Abstract. In recent years, the official Twitter of Ukraine has amply demonstrated several examples of successful twiplomacy. @Ukraine account came into being on 2 June 2016 through shared endeavour and ardour on the part of the Presidential Administration. It owes its existence and development to the three inspired young people, namely Yarema Dukh, Oleh Naumenko and Artem Zhukov, professional communicationists. Twitter accounts of countries are nothing new. Such virtual representations have long been administered by France, Canada, Norway, Russia and others. As a rule, foreign office staffs are in charge of these accounts, filling it with quite neutral content on tourist and investment appeal of their respective countries or holiday greetings.
However, in 2017, Ukraine’s Twitter set a new standard for global twiplomacy. It goes un-challenged that a spillover effect of the Russo-Ukrainian war could not fail to include virtual space. It began in May 2017 with a humorous message, in which the official Ukrainian page responded in a specific way to Russia’s attempt to arrogate to itself the memory of Anna Yaroslavna, daughter of the Grand Prince of Kyiv and wife of Henry I of France. It happened in the immediate aftermath of the Russian President’s bigoted statements during his visit to Versailles. While dwelling on historically close ties between Russia and France, the leader of the terrorism-sponsoring state decided for some reason to recall Anna Yaroslavna in an attempt to depict the friendly relations between the two countries.
In its message, Ukraine reminded the correct historical sequence in a digitally kind manner: in 1051, when Anna Yaroslavna became queen of France, Moscow was still a boggy birch forest. The official Russian response was not long in coming in its inherently imperial style: according to it, Russia, Ukraine and Belarus have a common history and only politicians “divided the fraternal peoples”.
Ukraine’s response was very succinct: “You really don’t change, do you?” with an attached video extract from the popular Simpsons animated sitcom, where in one of the scenes a Russian representative in the UN Security Council bangs his fist on table, causing “Russia” nameplate to flip and reveal the thinly disguised “Soviet Union.”
In an unexpected turn of events, this picture and six words above resonated in the hearts of the Western audience making Ukraine’s humorous response go viral. When the number of retweets reached tens of thousands, world media outlets turned it into a breaking news. In a matter of hours, the message about the Ukraine-Russia clash in Twitter became a talk of the town owing to dozens of international outlets, inter alia, The Daily Beast, Mashable and CNN. In less than an overnight, the message garnered nearly 40,000 shares and more than 100,000 likes.

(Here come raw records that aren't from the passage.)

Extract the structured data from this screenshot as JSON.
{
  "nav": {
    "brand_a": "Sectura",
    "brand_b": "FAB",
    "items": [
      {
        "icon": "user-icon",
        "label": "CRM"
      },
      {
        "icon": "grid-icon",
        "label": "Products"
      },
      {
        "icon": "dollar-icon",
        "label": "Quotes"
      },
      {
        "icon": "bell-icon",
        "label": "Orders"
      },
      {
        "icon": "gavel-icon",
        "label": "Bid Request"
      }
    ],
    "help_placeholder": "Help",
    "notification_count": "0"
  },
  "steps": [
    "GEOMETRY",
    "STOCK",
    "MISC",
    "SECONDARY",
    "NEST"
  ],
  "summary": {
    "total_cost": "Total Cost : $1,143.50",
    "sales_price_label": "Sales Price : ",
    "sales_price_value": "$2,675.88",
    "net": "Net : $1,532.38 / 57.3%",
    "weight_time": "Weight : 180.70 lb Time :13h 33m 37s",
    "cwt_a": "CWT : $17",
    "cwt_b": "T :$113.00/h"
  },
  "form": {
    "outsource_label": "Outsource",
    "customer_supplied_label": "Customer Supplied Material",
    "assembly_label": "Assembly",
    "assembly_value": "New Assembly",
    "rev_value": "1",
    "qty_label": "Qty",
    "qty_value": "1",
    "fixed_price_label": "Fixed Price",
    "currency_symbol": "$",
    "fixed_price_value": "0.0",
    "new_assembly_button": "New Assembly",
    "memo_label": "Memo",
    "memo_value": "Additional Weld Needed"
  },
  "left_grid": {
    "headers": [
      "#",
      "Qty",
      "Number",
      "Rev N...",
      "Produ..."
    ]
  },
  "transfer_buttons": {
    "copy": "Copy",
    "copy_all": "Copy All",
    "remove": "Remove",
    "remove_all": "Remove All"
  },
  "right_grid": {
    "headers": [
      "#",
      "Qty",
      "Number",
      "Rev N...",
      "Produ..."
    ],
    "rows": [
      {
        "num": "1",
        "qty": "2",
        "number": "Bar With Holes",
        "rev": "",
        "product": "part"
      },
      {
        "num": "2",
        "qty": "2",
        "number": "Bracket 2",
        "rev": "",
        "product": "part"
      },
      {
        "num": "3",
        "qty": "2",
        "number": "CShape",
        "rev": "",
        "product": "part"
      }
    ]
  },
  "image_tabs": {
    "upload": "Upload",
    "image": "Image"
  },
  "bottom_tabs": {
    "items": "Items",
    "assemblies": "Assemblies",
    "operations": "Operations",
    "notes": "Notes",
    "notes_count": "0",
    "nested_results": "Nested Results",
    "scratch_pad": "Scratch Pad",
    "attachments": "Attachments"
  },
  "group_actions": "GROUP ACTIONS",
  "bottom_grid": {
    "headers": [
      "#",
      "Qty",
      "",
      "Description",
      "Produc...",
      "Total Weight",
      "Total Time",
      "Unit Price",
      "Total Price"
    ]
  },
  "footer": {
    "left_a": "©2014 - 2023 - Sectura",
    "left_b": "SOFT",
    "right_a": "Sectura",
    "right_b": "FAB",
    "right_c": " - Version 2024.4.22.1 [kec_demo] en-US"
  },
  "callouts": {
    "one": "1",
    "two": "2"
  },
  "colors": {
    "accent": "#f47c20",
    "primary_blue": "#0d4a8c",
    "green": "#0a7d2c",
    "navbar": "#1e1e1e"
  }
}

CNN called the event “an example of groundbreaking diplomacy”, and The Daily Beast noted that by using the gif, Ukraine “threw major shade” at Russia. Certainly, all the world media, which wrote about the event, also had to explain to their readers that Anna Kyivska was the daughter of the Grand Prince of Kyiv, to whom Russia has a dubious link, and that now there is a war ongoing between Ukraine and Russia. These messages were there to serve as a much-needed reminder in the world media outlets at the time when Western audiences were no longer receiving reports of hostilities in eastern Ukraine.
That way, the three young communication specialists from Ukraine emerged victorious in an important information battle with the entire Russian Foreign Ministry department in charge of the Russian Twitter account, owing to their savvy, wit, and insight into the West-ern cultural context, courage to act outside the box and trespass the confines of the bureaucratic red tape. The courage has borne generous fruit, displaying Ukraine’s progressiveness and creativity, while also attracting extensive international coverage, which unanimously awarded Kyiv victory in one of the first twitter battles of the two states.
Keywords: Twitter, twiplomacy, professional communicationists, pubic diplomacy, image formation